Slade, M.E. (2007). Whither Hotelling: Tests of the Theory of Exhaustible Resources. Annual Review of Resource Economics, 1, 239-260.
Suslick, S. B., & Machado, I. F. (2011). Nonrenewable Resources. Retrieved from http://www.eolss.net/ebooks/Sample%20Chapters/C12/E1-01-02-11.pdf
Sustainable Management Issue. (2009). The Use of Non-Renewable Resources. Retrieved from http://www.hurunui.govt.nz/assets/Documents/District%20Plan/1-1-01%20Use%20of%20Non-Renewable%20Resources.pdf
The Centre for Women’s Leadership at Babson College. (2004). Report on Women and Entrepreneurship. Retrieved from http://www.emekin.net/documentos/eu/GEM_Womens_Report.pdf
Types of Renewable Resources. (2009). Retrieved from http://typesofrenewableresources.com
Valencia, M. (2004). The Female-Entrepreneurship Field: 1990-2004. Retrieved from http://webs2002.uab.es/edp/workshop/cd/Proceedings/3EDPW_MValencia.pdf
WEDO. (2008). Gender Human Security and Climate Change in Bangladesh.

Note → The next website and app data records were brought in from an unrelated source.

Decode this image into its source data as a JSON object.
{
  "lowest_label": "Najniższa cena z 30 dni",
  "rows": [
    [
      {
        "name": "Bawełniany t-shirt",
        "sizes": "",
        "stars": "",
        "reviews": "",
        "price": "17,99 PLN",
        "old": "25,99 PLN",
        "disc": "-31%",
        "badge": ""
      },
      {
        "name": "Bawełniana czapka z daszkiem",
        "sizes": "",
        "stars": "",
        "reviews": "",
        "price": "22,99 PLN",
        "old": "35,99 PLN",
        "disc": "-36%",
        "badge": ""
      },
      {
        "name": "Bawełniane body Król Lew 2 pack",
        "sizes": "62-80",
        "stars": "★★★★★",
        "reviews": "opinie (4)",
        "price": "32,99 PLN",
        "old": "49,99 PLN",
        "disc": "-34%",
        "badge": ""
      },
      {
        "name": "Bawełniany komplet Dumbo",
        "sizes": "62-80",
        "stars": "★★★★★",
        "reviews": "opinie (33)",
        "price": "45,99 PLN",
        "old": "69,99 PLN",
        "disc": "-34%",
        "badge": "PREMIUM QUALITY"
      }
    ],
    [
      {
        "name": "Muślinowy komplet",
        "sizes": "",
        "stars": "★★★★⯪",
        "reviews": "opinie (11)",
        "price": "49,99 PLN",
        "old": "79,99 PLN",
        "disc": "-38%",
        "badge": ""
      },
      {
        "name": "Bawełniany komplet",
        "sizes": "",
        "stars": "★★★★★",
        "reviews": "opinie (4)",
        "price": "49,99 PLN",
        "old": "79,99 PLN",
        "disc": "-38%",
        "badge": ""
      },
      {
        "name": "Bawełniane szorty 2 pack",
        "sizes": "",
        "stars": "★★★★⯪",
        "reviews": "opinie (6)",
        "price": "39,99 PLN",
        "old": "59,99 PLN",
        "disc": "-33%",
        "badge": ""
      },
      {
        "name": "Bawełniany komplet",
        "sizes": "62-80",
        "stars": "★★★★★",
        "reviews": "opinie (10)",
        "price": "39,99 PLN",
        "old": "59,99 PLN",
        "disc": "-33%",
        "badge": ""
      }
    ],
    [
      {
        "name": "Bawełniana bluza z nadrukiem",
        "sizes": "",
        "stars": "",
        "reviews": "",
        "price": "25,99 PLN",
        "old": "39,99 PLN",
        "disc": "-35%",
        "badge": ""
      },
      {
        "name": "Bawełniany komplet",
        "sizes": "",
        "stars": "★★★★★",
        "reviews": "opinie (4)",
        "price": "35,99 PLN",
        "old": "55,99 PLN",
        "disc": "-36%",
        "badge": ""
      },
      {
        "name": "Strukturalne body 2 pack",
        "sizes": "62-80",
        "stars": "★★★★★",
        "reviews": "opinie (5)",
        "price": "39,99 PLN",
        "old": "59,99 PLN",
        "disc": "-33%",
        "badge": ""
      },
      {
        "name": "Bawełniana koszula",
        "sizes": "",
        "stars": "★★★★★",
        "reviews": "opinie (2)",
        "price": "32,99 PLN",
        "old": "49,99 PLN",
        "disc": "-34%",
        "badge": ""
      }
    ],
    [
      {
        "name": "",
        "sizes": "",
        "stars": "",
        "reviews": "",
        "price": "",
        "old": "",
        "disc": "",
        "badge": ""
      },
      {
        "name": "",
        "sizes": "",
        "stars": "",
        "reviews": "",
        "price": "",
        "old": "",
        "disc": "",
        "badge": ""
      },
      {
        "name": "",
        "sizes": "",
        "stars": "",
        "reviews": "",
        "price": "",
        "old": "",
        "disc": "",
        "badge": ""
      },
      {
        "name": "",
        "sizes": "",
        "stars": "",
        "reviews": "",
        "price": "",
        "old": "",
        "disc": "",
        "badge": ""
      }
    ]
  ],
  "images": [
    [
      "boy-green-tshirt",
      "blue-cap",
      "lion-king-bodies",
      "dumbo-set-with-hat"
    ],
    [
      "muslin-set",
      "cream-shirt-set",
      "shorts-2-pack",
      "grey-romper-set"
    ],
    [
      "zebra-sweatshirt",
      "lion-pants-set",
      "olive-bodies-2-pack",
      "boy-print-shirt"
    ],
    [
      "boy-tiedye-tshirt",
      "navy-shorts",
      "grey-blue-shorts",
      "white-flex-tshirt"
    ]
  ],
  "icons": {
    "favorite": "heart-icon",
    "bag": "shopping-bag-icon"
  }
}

Retrieved from http://www.wedo.org/wp-content/uploads/bangladesh-case-study.pdf
- There are currently no refbacks.
How to do online submission to another Journal?
If you have already registered in Journal A, then how can you submit another article to Journal B? It takes two steps to make it happen:
1. Register yourself in Journal B as an Author
Find the journal you want to submit to in CATEGORIES, click on “VIEW JOURNAL”, “Online Submissions”, “GO TO LOGIN” and “Edit My Profile”. Check “Author” on the “Edit Profile” page, then “Save”.
Go to “User Home”, and click on “Author” under the name of Journal B. You may start a New Submission by clicking on “CLICK HERE”.
We only use three mailboxes as follows to deal with issues about paper acceptance, payment and submission of electronic versions of our journals to databases: firstname.lastname@example.org; email@example.com; firstname.lastname@example.org
Copyright © Canadian Academy of Oriental and Occidental Culture
Address: 730, 77e AV, Laval, Quebec, H7V 4A8, Canada
Telephone: 1-514-558 6138